[Dataset rows for apps and sites]
★ ★ ★ ★

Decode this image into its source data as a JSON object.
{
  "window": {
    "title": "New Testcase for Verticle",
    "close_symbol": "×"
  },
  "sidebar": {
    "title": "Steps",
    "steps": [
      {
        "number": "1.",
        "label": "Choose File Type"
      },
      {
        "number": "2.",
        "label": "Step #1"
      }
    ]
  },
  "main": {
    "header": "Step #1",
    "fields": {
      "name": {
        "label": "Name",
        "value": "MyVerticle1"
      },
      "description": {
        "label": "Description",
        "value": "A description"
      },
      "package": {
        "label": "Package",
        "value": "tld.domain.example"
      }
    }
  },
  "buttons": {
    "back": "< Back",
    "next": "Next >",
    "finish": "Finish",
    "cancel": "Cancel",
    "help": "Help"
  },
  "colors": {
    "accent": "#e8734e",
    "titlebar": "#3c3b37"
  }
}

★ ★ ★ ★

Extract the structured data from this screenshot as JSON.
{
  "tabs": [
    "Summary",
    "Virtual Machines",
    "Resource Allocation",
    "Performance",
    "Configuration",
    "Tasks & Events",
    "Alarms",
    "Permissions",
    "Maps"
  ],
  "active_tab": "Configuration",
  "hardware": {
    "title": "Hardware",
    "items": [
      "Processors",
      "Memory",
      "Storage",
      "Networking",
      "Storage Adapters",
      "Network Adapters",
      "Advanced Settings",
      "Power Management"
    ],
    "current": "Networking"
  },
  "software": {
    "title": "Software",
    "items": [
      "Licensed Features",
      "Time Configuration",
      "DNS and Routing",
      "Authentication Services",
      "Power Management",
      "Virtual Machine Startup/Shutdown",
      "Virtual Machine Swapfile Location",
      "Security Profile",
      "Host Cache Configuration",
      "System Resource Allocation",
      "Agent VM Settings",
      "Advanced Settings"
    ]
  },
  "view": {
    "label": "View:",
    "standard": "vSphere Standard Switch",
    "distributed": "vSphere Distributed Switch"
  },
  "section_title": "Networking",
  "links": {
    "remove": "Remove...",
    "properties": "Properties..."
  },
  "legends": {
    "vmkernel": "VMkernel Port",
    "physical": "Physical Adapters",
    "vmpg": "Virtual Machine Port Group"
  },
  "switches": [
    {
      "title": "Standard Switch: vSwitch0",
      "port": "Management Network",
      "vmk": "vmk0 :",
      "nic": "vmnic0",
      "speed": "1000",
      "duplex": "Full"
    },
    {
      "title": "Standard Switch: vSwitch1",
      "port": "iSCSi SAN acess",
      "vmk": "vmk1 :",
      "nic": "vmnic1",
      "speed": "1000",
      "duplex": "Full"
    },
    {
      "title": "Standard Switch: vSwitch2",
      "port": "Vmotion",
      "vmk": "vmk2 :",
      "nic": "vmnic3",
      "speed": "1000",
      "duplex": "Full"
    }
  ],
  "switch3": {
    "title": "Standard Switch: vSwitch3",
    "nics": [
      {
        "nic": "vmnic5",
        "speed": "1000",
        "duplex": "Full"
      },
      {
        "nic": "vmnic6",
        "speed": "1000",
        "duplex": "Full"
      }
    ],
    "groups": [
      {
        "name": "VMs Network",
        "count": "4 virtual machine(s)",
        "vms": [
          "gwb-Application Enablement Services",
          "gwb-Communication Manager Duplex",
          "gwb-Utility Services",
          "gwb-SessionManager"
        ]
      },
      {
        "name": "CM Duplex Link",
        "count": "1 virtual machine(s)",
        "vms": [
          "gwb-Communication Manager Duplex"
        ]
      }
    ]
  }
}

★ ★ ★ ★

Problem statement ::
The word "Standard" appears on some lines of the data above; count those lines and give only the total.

The answer ::
5